>>
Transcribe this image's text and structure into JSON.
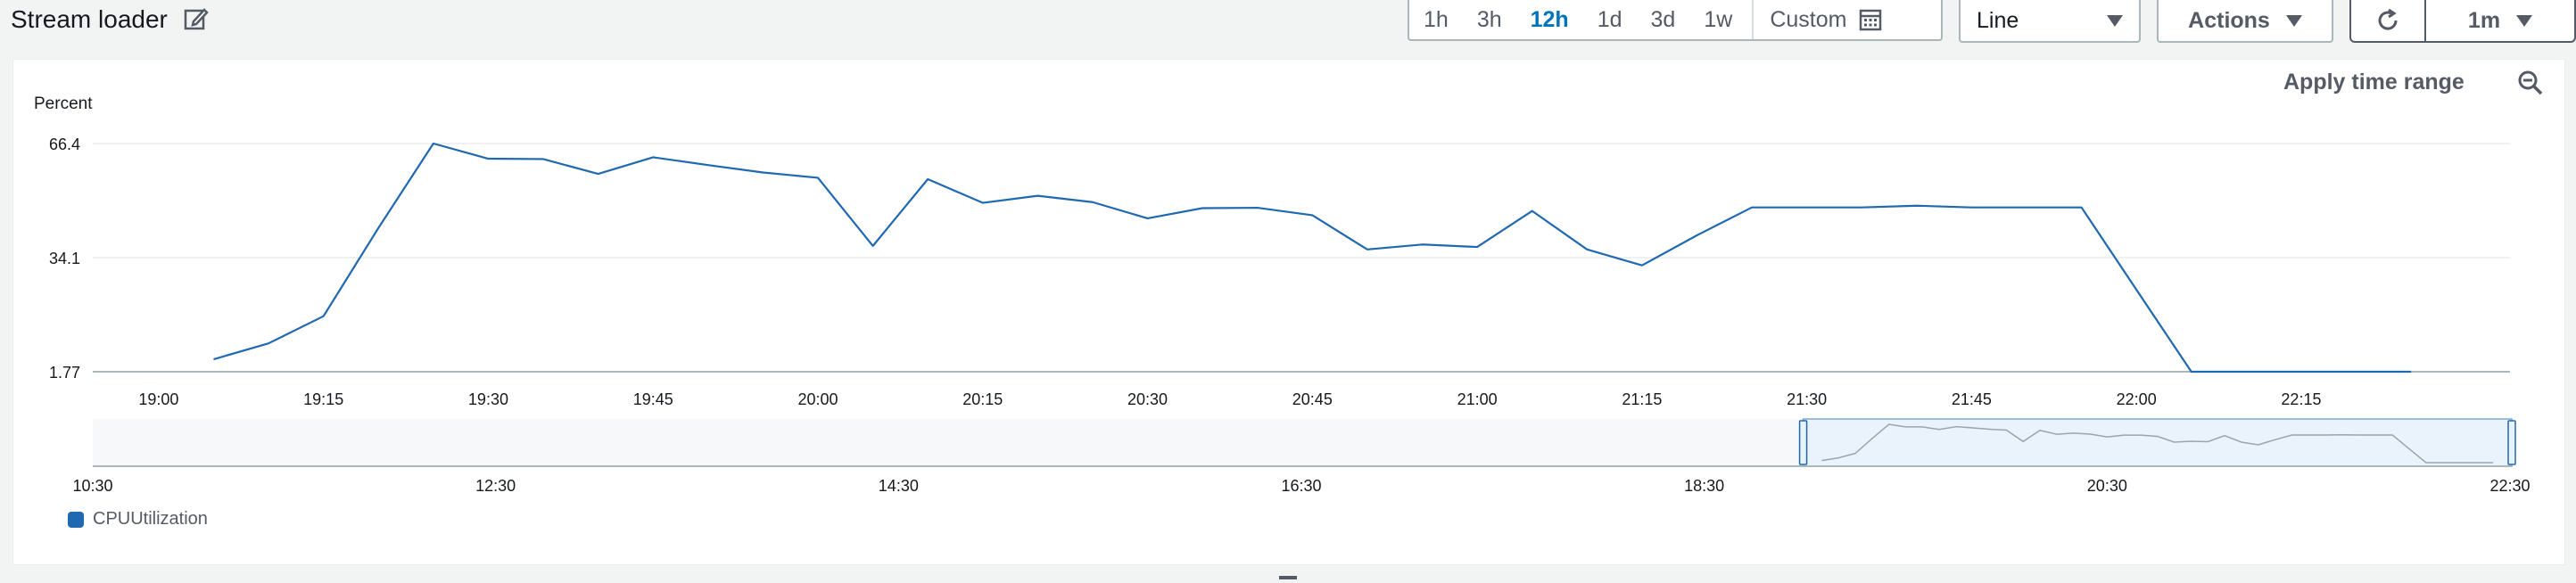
{
  "header": {
    "title": "Stream loader",
    "time_ranges": [
      "1h",
      "3h",
      "12h",
      "1d",
      "3d",
      "1w"
    ],
    "active_range": "12h",
    "custom_label": "Custom",
    "chart_type_label": "Line",
    "actions_label": "Actions",
    "refresh_interval": "1m"
  },
  "panel": {
    "apply_range_label": "Apply time range"
  },
  "legend": {
    "label": "CPUUtilization",
    "color": "#1f69b1"
  },
  "chart_data": {
    "type": "line",
    "ylabel": "Percent",
    "yticks": [
      "66.4",
      "34.1",
      "1.77"
    ],
    "ylim": [
      1.77,
      66.4
    ],
    "xticks": [
      "19:00",
      "19:15",
      "19:30",
      "19:45",
      "20:00",
      "20:15",
      "20:30",
      "20:45",
      "21:00",
      "21:15",
      "21:30",
      "21:45",
      "22:00",
      "22:15"
    ],
    "x": [
      "19:05",
      "19:10",
      "19:15",
      "19:20",
      "19:25",
      "19:30",
      "19:35",
      "19:40",
      "19:45",
      "19:50",
      "19:55",
      "20:00",
      "20:05",
      "20:10",
      "20:15",
      "20:20",
      "20:25",
      "20:30",
      "20:35",
      "20:40",
      "20:45",
      "20:50",
      "20:55",
      "21:00",
      "21:05",
      "21:10",
      "21:15",
      "21:20",
      "21:25",
      "21:30",
      "21:35",
      "21:40",
      "21:45",
      "21:50",
      "21:55",
      "22:00",
      "22:05",
      "22:10",
      "22:15",
      "22:20",
      "22:25"
    ],
    "series": [
      {
        "name": "CPUUtilization",
        "color": "#1f69b1",
        "values": [
          5.3,
          9.8,
          17.5,
          42.5,
          66.4,
          62.1,
          62.0,
          57.8,
          62.5,
          60.3,
          58.2,
          56.7,
          37.4,
          56.3,
          49.6,
          51.6,
          49.8,
          45.2,
          48.1,
          48.2,
          46.1,
          36.4,
          37.8,
          37.1,
          47.3,
          36.4,
          31.9,
          40.4,
          48.3,
          48.3,
          48.3,
          48.8,
          48.3,
          48.3,
          48.3,
          25.0,
          1.77,
          1.77,
          1.77,
          1.77,
          1.77
        ]
      }
    ],
    "grid": true,
    "navigator": {
      "xticks": [
        "10:30",
        "12:30",
        "14:30",
        "16:30",
        "18:30",
        "20:30",
        "22:30"
      ],
      "selected_range": [
        "19:00",
        "22:30"
      ]
    }
  }
}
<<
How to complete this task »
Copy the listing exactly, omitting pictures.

Solved problem »
Transcribe this image's text and structure into JSON.
{
  "header": {
    "title": "Stream loader",
    "time_ranges": [
      "1h",
      "3h",
      "12h",
      "1d",
      "3d",
      "1w"
    ],
    "active_range": "12h",
    "custom_label": "Custom",
    "chart_type_label": "Line",
    "actions_label": "Actions",
    "refresh_interval": "1m"
  },
  "panel": {
    "apply_range_label": "Apply time range"
  },
  "legend": {
    "label": "CPUUtilization",
    "color": "#1f69b1"
  },
  "chart_data": {
    "type": "line",
    "ylabel": "Percent",
    "yticks": [
      "66.4",
      "34.1",
      "1.77"
    ],
    "ylim": [
      1.77,
      66.4
    ],
    "xticks": [
      "19:00",
      "19:15",
      "19:30",
      "19:45",
      "20:00",
      "20:15",
      "20:30",
      "20:45",
      "21:00",
      "21:15",
      "21:30",
      "21:45",
      "22:00",
      "22:15"
    ],
    "x": [
      "19:05",
      "19:10",
      "19:15",
      "19:20",
      "19:25",
      "19:30",
      "19:35",
      "19:40",
      "19:45",
      "19:50",
      "19:55",
      "20:00",
      "20:05",
      "20:10",
      "20:15",
      "20:20",
      "20:25",
      "20:30",
      "20:35",
      "20:40",
      "20:45",
      "20:50",
      "20:55",
      "21:00",
      "21:05",
      "21:10",
      "21:15",
      "21:20",
      "21:25",
      "21:30",
      "21:35",
      "21:40",
      "21:45",
      "21:50",
      "21:55",
      "22:00",
      "22:05",
      "22:10",
      "22:15",
      "22:20",
      "22:25"
    ],
    "series": [
      {
        "name": "CPUUtilization",
        "color": "#1f69b1",
        "values": [
          5.3,
          9.8,
          17.5,
          42.5,
          66.4,
          62.1,
          62.0,
          57.8,
          62.5,
          60.3,
          58.2,
          56.7,
          37.4,
          56.3,
          49.6,
          51.6,
          49.8,
          45.2,
          48.1,
          48.2,
          46.1,
          36.4,
          37.8,
          37.1,
          47.3,
          36.4,
          31.9,
          40.4,
          48.3,
          48.3,
          48.3,
          48.8,
          48.3,
          48.3,
          48.3,
          25.0,
          1.77,
          1.77,
          1.77,
          1.77,
          1.77
        ]
      }
    ],
    "grid": true,
    "navigator": {
      "xticks": [
        "10:30",
        "12:30",
        "14:30",
        "16:30",
        "18:30",
        "20:30",
        "22:30"
      ],
      "selected_range": [
        "19:00",
        "22:30"
      ]
    }
  }
}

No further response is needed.